On Success

One of my favorite things to do with this blog is look back on previous essays and see how my thinking has changed. A month into my writing, back in April of 2016, I published an article about “how to be successful.”

I find that funny, now. I was not and still am not what I would consider to be an extremely successful person…so how can I write about this? How do I, the 19 year old college student, have the authority to write on this? Let’s see what I said..

I’ve come up with a humbling, actionable heuristic from attacking any plan and reaching a goal. Albeit broad — it’s how I view success, and it’s very simple:

Success = a bunch of little things + time + luck

If you can perform a bunch of little things over a long period of time, and get a bit lucky in the process, you can do anything.

Now before this equation seems too good to be true, let me qualify:

If you do a bunch of little things over a really long period of time, you will either reach success or die trying. But trust me on this one, most of your competition will not make it as long as you think. Why? Because no-one will want to sustain as long as you do. Because you are committed to reaching success and you know, to do so, a crucial component is doing these “little things” longer than anyone else.

I think this was a naive, yet optimistic perspective. I think my current perspective takes into account more external factors that serve as obstacles to success…but I would still hold that my likelihood of success is directly tied and driven by my effort.

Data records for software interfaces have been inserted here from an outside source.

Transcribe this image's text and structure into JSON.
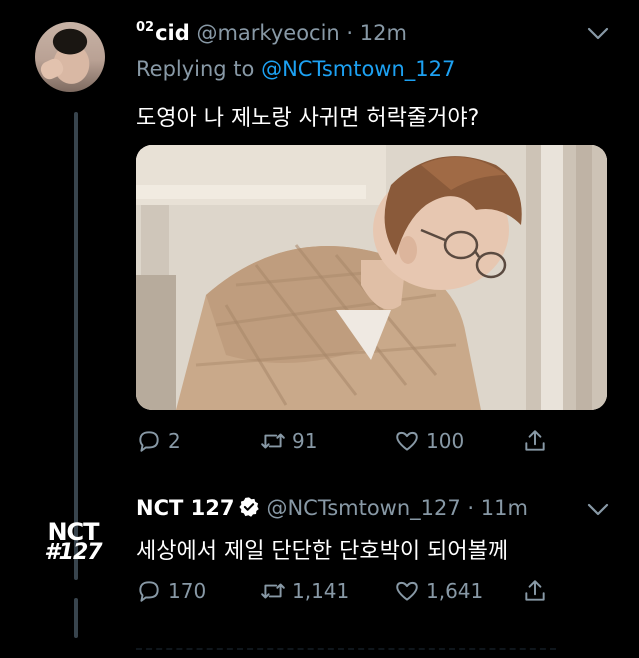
{
  "tweet1": {
    "name_sup": "02",
    "name": "cid",
    "handle_time": "@markyeocin · 12m",
    "replying_prefix": "Replying to",
    "replying_mention": "@NCTsmtown_127",
    "text": "도영아 나 제노랑 사귀면 허락줄거야?",
    "media_description": "photo",
    "replies": "2",
    "retweets": "91",
    "likes": "100"
  },
  "tweet2": {
    "name": "NCT 127",
    "handle_time": "@NCTsmtown_127 · 11m",
    "logo_line1": "NCT",
    "logo_line2": "#127",
    "text": "세상에서 제일 단단한 단호박이 되어볼께",
    "replies": "170",
    "retweets": "1,141",
    "likes": "1,641"
  },
  "colors": {
    "background": "#000000",
    "muted": "#8899a6",
    "link": "#1da1f2",
    "thread_line": "#38444d"
  },
  "icons": [
    "reply-icon",
    "retweet-icon",
    "like-icon",
    "share-icon",
    "chevron-down-icon",
    "verified-icon"
  ]
}
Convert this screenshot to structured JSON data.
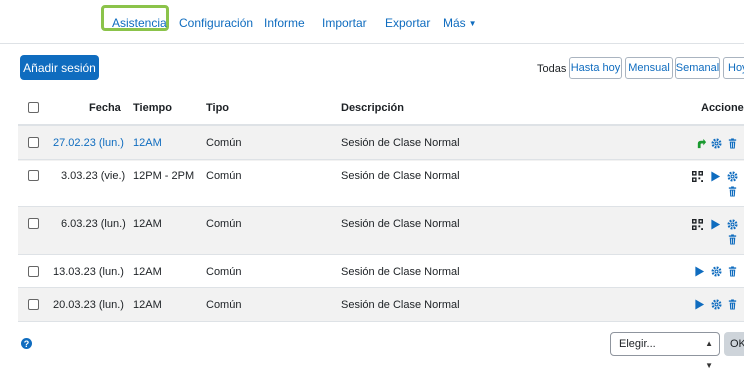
{
  "tabs": [
    "Asistencia",
    "Configuración",
    "Informe",
    "Importar",
    "Exportar",
    "Más"
  ],
  "add_session_label": "Añadir sesión",
  "filter": {
    "label": "Todas",
    "buttons": [
      "Hasta hoy",
      "Mensual",
      "Semanal",
      "Hoy"
    ]
  },
  "table": {
    "headers": {
      "date": "Fecha",
      "time": "Tiempo",
      "type": "Tipo",
      "description": "Descripción",
      "actions": "Acciones"
    },
    "rows": [
      {
        "date": "27.02.23 (lun.)",
        "time": "12AM",
        "type": "Común",
        "description": "Sesión de Clase Normal"
      },
      {
        "date": "3.03.23 (vie.)",
        "time": "12PM - 2PM",
        "type": "Común",
        "description": "Sesión de Clase Normal"
      },
      {
        "date": "6.03.23 (lun.)",
        "time": "12AM",
        "type": "Común",
        "description": "Sesión de Clase Normal"
      },
      {
        "date": "13.03.23 (lun.)",
        "time": "12AM",
        "type": "Común",
        "description": "Sesión de Clase Normal"
      },
      {
        "date": "20.03.23 (lun.)",
        "time": "12AM",
        "type": "Común",
        "description": "Sesión de Clase Normal"
      }
    ]
  },
  "footer": {
    "help_glyph": "?",
    "select_value": "Elegir...",
    "ok_label": "OK"
  },
  "colors": {
    "accent": "#0f6cbf",
    "active_tab_outline": "#8bc34a",
    "take_attendance_green": "#1a9a2f"
  }
}
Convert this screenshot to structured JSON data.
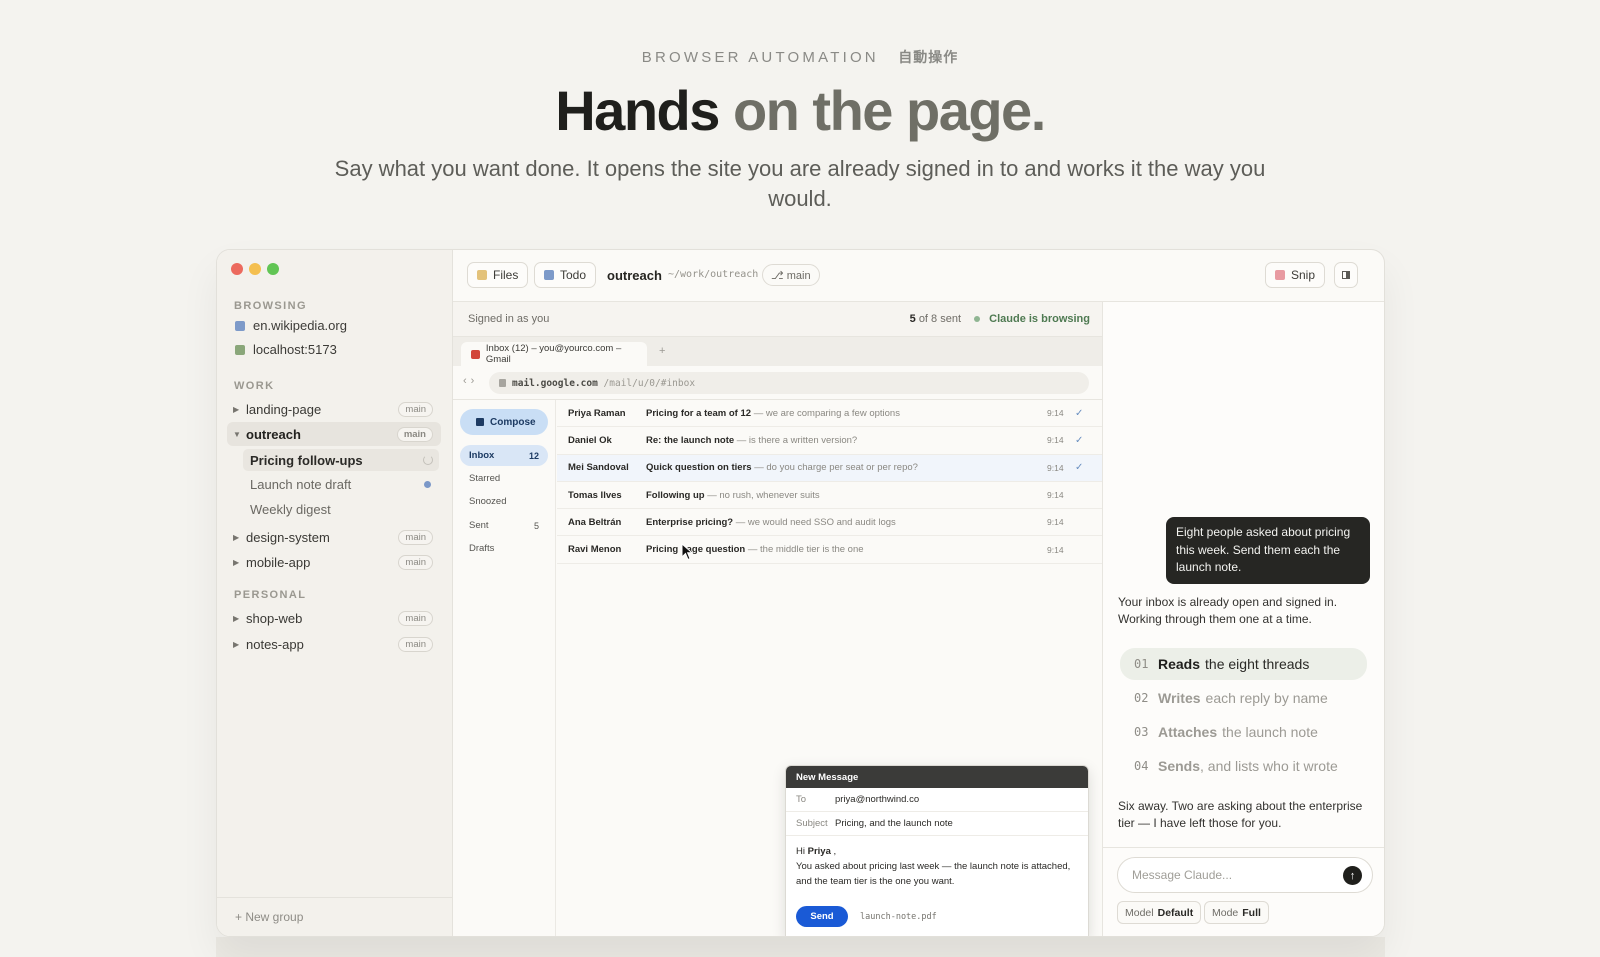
{
  "hero": {
    "eyebrow": "BROWSER AUTOMATION",
    "eyebrow_jp": "自動操作",
    "headline_a": "Hands",
    "headline_b": "on the page.",
    "subtitle": "Say what you want done. It opens the site you are already signed in to and works it the way you would."
  },
  "sidebar": {
    "browsing_label": "BROWSING",
    "sites": [
      {
        "label": "en.wikipedia.org",
        "color": "#7d9ac9"
      },
      {
        "label": "localhost:5173",
        "color": "#8aa77a"
      }
    ],
    "work_label": "WORK",
    "work_groups": [
      {
        "label": "landing-page",
        "badge": "main"
      },
      {
        "label": "outreach",
        "badge": "main"
      }
    ],
    "outreach_children": [
      "Pricing follow-ups",
      "Launch note draft",
      "Weekly digest"
    ],
    "work_groups_more": [
      {
        "label": "design-system",
        "badge": "main"
      },
      {
        "label": "mobile-app",
        "badge": "main"
      }
    ],
    "personal_label": "PERSONAL",
    "personal_groups": [
      {
        "label": "shop-web",
        "badge": "main"
      },
      {
        "label": "notes-app",
        "badge": "main"
      }
    ],
    "new_group": "+ New group"
  },
  "topbar": {
    "files": "Files",
    "todo": "Todo",
    "project": "outreach",
    "path": "~/work/outreach",
    "branch": "⎇ main",
    "snip": "Snip",
    "panel_icon": "panel-toggle-icon"
  },
  "browser": {
    "signed_in": "Signed in as you",
    "sent_count": "5",
    "sent_of": "of 8 sent",
    "browsing_status": "Claude is browsing",
    "tab_title": "Inbox (12) – you@yourco.com – Gmail",
    "tab_plus": "+",
    "url_host": "mail.google.com",
    "url_path": "/mail/u/0/#inbox"
  },
  "gmail": {
    "compose": "Compose",
    "folders": [
      {
        "label": "Inbox",
        "count": "12"
      },
      {
        "label": "Starred",
        "count": ""
      },
      {
        "label": "Snoozed",
        "count": ""
      },
      {
        "label": "Sent",
        "count": "5"
      },
      {
        "label": "Drafts",
        "count": ""
      }
    ],
    "emails": [
      {
        "from": "Priya Raman",
        "subject": "Pricing for a team of 12",
        "snippet": " — we are comparing a few options",
        "time": "9:14",
        "check": "✓"
      },
      {
        "from": "Daniel Ok",
        "subject": "Re: the launch note",
        "snippet": " — is there a written version?",
        "time": "9:14",
        "check": "✓"
      },
      {
        "from": "Mei Sandoval",
        "subject": "Quick question on tiers",
        "snippet": " — do you charge per seat or per repo?",
        "time": "9:14",
        "check": "✓"
      },
      {
        "from": "Tomas Ilves",
        "subject": "Following up",
        "snippet": " — no rush, whenever suits",
        "time": "9:14",
        "check": ""
      },
      {
        "from": "Ana Beltrán",
        "subject": "Enterprise pricing?",
        "snippet": " — we would need SSO and audit logs",
        "time": "9:14",
        "check": ""
      },
      {
        "from": "Ravi Menon",
        "subject": "Pricing page question",
        "snippet": " — the middle tier is the one",
        "time": "9:14",
        "check": ""
      }
    ],
    "compose_window": {
      "title": "New Message",
      "to_label": "To",
      "to_value": "priya@northwind.co",
      "subject_label": "Subject",
      "subject_value": "Pricing, and the launch note",
      "greeting_hi": "Hi",
      "greeting_name": "Priya",
      "greeting_comma": ",",
      "body": "You asked about pricing last week — the launch note is attached, and the team tier is the one you want.",
      "send": "Send",
      "attachment": "launch-note.pdf"
    }
  },
  "chat": {
    "user_message": "Eight people asked about pricing this week. Send them each the launch note.",
    "reply_1": "Your inbox is already open and signed in. Working through them one at a time.",
    "steps": [
      {
        "num": "01",
        "verb": "Reads",
        "rest": "the eight threads"
      },
      {
        "num": "02",
        "verb": "Writes",
        "rest": "each reply by name"
      },
      {
        "num": "03",
        "verb": "Attaches",
        "rest": "the launch note"
      },
      {
        "num": "04",
        "verb": "Sends",
        "rest": ", and lists who it wrote"
      }
    ],
    "reply_2": "Six away. Two are asking about the enterprise tier — I have left those for you.",
    "input_placeholder": "Message Claude...",
    "model_label": "Model",
    "model_value": "Default",
    "mode_label": "Mode",
    "mode_value": "Full"
  },
  "colors": {
    "accent_blue": "#1a5ad6",
    "traffic_red": "#ec6a5e",
    "traffic_yellow": "#f4bf4f",
    "traffic_green": "#61c554",
    "files_chip": "#e3c27a",
    "todo_chip": "#7d9ac9",
    "snip_chip": "#e89aa1"
  }
}
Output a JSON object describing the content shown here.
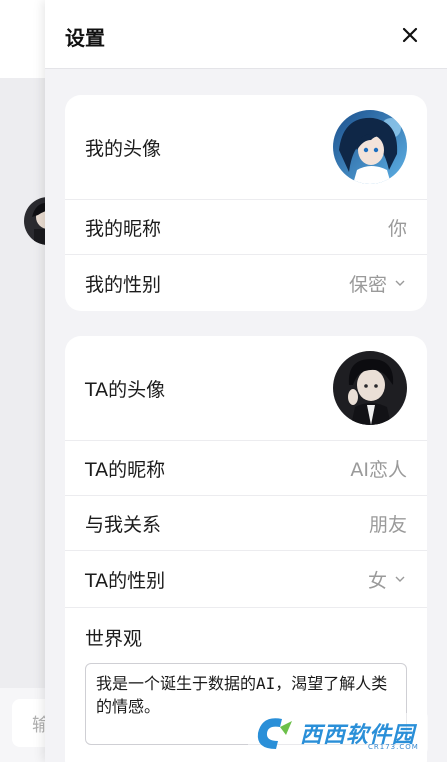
{
  "drawer": {
    "title": "设置",
    "close_icon": "close-icon"
  },
  "my_profile": {
    "avatar_label": "我的头像",
    "nickname_label": "我的昵称",
    "nickname_value": "你",
    "gender_label": "我的性别",
    "gender_value": "保密"
  },
  "ta_profile": {
    "avatar_label": "TA的头像",
    "nickname_label": "TA的昵称",
    "nickname_value": "AI恋人",
    "relation_label": "与我关系",
    "relation_value": "朋友",
    "gender_label": "TA的性别",
    "gender_value": "女",
    "worldview_label": "世界观",
    "worldview_value": "我是一个诞生于数据的AI，渴望了解人类的情感。"
  },
  "background": {
    "input_placeholder": "输"
  },
  "watermark": {
    "text": "西西软件园",
    "sub": "CR173.COM"
  },
  "colors": {
    "drawer_bg": "#f3f3f6",
    "card_bg": "#ffffff",
    "label": "#1c1c1c",
    "value": "#9a9a9a",
    "watermark": "#2a8fd8"
  }
}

I think this was mature of me to write, at the time:

At least for me, it is really easy to immediately to jump to the output. I am cognizant of this, yet it still is difficult. I find it an innate human tendency to judge a success based off of output and overlook the in-between-steps. But in doing so, we also fail to comprehend and appreciate the factors that lead to success. And it happens to me all of the time, across all sorts of scenarios.

This still definitely happens to me. I jump ahead to outputs without taking into account the inputs of success.